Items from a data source
::::::::::

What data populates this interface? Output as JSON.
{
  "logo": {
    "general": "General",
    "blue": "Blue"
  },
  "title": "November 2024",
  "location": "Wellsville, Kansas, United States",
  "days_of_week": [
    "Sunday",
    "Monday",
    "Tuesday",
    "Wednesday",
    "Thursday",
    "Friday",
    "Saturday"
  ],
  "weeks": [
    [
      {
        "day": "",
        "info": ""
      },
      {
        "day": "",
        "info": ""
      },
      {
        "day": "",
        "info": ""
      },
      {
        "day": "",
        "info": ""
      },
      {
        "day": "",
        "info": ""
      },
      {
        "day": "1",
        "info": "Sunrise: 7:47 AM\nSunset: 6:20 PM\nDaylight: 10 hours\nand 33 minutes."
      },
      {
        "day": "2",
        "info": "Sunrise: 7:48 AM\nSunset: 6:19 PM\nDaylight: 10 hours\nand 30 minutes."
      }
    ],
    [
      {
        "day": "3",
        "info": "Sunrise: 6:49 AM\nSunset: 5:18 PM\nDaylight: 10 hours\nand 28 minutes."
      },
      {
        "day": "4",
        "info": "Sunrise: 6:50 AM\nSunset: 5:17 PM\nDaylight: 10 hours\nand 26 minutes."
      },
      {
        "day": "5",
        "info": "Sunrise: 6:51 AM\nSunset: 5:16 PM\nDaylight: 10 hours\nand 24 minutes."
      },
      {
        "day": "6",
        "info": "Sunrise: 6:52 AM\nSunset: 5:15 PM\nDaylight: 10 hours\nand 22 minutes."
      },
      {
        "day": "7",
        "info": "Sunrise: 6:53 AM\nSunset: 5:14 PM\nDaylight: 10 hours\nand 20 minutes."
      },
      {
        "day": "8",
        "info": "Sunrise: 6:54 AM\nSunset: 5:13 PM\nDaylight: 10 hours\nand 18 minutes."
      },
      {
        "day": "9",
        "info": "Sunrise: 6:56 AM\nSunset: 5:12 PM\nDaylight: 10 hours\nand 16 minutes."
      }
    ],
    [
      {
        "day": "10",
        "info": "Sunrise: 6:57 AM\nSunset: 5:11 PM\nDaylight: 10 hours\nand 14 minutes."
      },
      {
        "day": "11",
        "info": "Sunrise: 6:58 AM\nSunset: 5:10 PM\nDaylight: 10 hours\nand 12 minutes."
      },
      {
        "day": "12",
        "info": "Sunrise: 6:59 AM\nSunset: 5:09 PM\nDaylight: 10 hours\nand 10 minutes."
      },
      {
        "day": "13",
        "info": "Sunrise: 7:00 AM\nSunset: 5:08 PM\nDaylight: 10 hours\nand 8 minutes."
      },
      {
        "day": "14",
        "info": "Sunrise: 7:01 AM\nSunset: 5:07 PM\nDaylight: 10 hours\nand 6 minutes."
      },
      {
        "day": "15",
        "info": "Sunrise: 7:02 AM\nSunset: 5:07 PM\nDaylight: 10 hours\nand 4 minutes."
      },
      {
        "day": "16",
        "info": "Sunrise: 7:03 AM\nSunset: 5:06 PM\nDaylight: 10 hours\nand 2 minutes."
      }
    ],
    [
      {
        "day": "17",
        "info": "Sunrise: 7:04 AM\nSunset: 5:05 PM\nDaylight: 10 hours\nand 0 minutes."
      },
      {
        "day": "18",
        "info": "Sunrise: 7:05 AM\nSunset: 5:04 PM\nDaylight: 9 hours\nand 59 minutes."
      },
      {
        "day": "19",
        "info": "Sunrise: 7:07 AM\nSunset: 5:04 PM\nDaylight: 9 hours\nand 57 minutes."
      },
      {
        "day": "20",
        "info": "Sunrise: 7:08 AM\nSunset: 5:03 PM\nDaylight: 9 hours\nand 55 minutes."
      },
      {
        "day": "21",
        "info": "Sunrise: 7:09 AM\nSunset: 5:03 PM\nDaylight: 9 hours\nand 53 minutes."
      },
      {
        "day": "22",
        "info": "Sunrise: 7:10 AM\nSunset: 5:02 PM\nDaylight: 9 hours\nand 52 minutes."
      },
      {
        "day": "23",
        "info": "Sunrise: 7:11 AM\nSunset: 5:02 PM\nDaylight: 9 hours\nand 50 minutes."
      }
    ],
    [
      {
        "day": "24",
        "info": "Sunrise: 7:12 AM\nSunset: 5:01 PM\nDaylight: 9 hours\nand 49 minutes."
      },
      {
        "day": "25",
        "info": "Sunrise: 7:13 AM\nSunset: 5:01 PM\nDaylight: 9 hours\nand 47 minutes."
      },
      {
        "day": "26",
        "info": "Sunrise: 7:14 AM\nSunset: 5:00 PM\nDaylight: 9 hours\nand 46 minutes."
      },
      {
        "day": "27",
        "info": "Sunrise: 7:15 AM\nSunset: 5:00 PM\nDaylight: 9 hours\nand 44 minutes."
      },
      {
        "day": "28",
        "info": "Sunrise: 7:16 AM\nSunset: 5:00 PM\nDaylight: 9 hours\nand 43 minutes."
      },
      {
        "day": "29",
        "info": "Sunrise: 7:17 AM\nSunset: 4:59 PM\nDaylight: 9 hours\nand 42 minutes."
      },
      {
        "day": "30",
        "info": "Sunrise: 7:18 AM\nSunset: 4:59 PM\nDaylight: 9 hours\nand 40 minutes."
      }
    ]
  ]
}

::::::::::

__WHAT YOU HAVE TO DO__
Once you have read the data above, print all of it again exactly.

__ANSWER BOX__
What data populates this interface? Output as JSON.
{
  "logo": {
    "general": "General",
    "blue": "Blue"
  },
  "title": "November 2024",
  "location": "Wellsville, Kansas, United States",
  "days_of_week": [
    "Sunday",
    "Monday",
    "Tuesday",
    "Wednesday",
    "Thursday",
    "Friday",
    "Saturday"
  ],
  "weeks": [
    [
      {
        "day": "",
        "info": ""
      },
      {
        "day": "",
        "info": ""
      },
      {
        "day": "",
        "info": ""
      },
      {
        "day": "",
        "info": ""
      },
      {
        "day": "",
        "info": ""
      },
      {
        "day": "1",
        "info": "Sunrise: 7:47 AM\nSunset: 6:20 PM\nDaylight: 10 hours\nand 33 minutes."
      },
      {
        "day": "2",
        "info": "Sunrise: 7:48 AM\nSunset: 6:19 PM\nDaylight: 10 hours\nand 30 minutes."
      }
    ],
    [
      {
        "day": "3",
        "info": "Sunrise: 6:49 AM\nSunset: 5:18 PM\nDaylight: 10 hours\nand 28 minutes."
      },
      {
        "day": "4",
        "info": "Sunrise: 6:50 AM\nSunset: 5:17 PM\nDaylight: 10 hours\nand 26 minutes."
      },
      {
        "day": "5",
        "info": "Sunrise: 6:51 AM\nSunset: 5:16 PM\nDaylight: 10 hours\nand 24 minutes."
      },
      {
        "day": "6",
        "info": "Sunrise: 6:52 AM\nSunset: 5:15 PM\nDaylight: 10 hours\nand 22 minutes."
      },
      {
        "day": "7",
        "info": "Sunrise: 6:53 AM\nSunset: 5:14 PM\nDaylight: 10 hours\nand 20 minutes."
      },
      {
        "day": "8",
        "info": "Sunrise: 6:54 AM\nSunset: 5:13 PM\nDaylight: 10 hours\nand 18 minutes."
      },
      {
        "day": "9",
        "info": "Sunrise: 6:56 AM\nSunset: 5:12 PM\nDaylight: 10 hours\nand 16 minutes."
      }
    ],
    [
      {
        "day": "10",
        "info": "Sunrise: 6:57 AM\nSunset: 5:11 PM\nDaylight: 10 hours\nand 14 minutes."
      },
      {
        "day": "11",
        "info": "Sunrise: 6:58 AM\nSunset: 5:10 PM\nDaylight: 10 hours\nand 12 minutes."
      },
      {
        "day": "12",
        "info": "Sunrise: 6:59 AM\nSunset: 5:09 PM\nDaylight: 10 hours\nand 10 minutes."
      },
      {
        "day": "13",
        "info": "Sunrise: 7:00 AM\nSunset: 5:08 PM\nDaylight: 10 hours\nand 8 minutes."
      },
      {
        "day": "14",
        "info": "Sunrise: 7:01 AM\nSunset: 5:07 PM\nDaylight: 10 hours\nand 6 minutes."
      },
      {
        "day": "15",
        "info": "Sunrise: 7:02 AM\nSunset: 5:07 PM\nDaylight: 10 hours\nand 4 minutes."
      },
      {
        "day": "16",
        "info": "Sunrise: 7:03 AM\nSunset: 5:06 PM\nDaylight: 10 hours\nand 2 minutes."
      }
    ],
    [
      {
        "day": "17",
        "info": "Sunrise: 7:04 AM\nSunset: 5:05 PM\nDaylight: 10 hours\nand 0 minutes."
      },
      {
        "day": "18",
        "info": "Sunrise: 7:05 AM\nSunset: 5:04 PM\nDaylight: 9 hours\nand 59 minutes."
      },
      {
        "day": "19",
        "info": "Sunrise: 7:07 AM\nSunset: 5:04 PM\nDaylight: 9 hours\nand 57 minutes."
      },
      {
        "day": "20",
        "info": "Sunrise: 7:08 AM\nSunset: 5:03 PM\nDaylight: 9 hours\nand 55 minutes."
      },
      {
        "day": "21",
        "info": "Sunrise: 7:09 AM\nSunset: 5:03 PM\nDaylight: 9 hours\nand 53 minutes."
      },
      {
        "day": "22",
        "info": "Sunrise: 7:10 AM\nSunset: 5:02 PM\nDaylight: 9 hours\nand 52 minutes."
      },
      {
        "day": "23",
        "info": "Sunrise: 7:11 AM\nSunset: 5:02 PM\nDaylight: 9 hours\nand 50 minutes."
      }
    ],
    [
      {
        "day": "24",
        "info": "Sunrise: 7:12 AM\nSunset: 5:01 PM\nDaylight: 9 hours\nand 49 minutes."
      },
      {
        "day": "25",
        "info": "Sunrise: 7:13 AM\nSunset: 5:01 PM\nDaylight: 9 hours\nand 47 minutes."
      },
      {
        "day": "26",
        "info": "Sunrise: 7:14 AM\nSunset: 5:00 PM\nDaylight: 9 hours\nand 46 minutes."
      },
      {
        "day": "27",
        "info": "Sunrise: 7:15 AM\nSunset: 5:00 PM\nDaylight: 9 hours\nand 44 minutes."
      },
      {
        "day": "28",
        "info": "Sunrise: 7:16 AM\nSunset: 5:00 PM\nDaylight: 9 hours\nand 43 minutes."
      },
      {
        "day": "29",
        "info": "Sunrise: 7:17 AM\nSunset: 4:59 PM\nDaylight: 9 hours\nand 42 minutes."
      },
      {
        "day": "30",
        "info": "Sunrise: 7:18 AM\nSunset: 4:59 PM\nDaylight: 9 hours\nand 40 minutes."
      }
    ]
  ]
}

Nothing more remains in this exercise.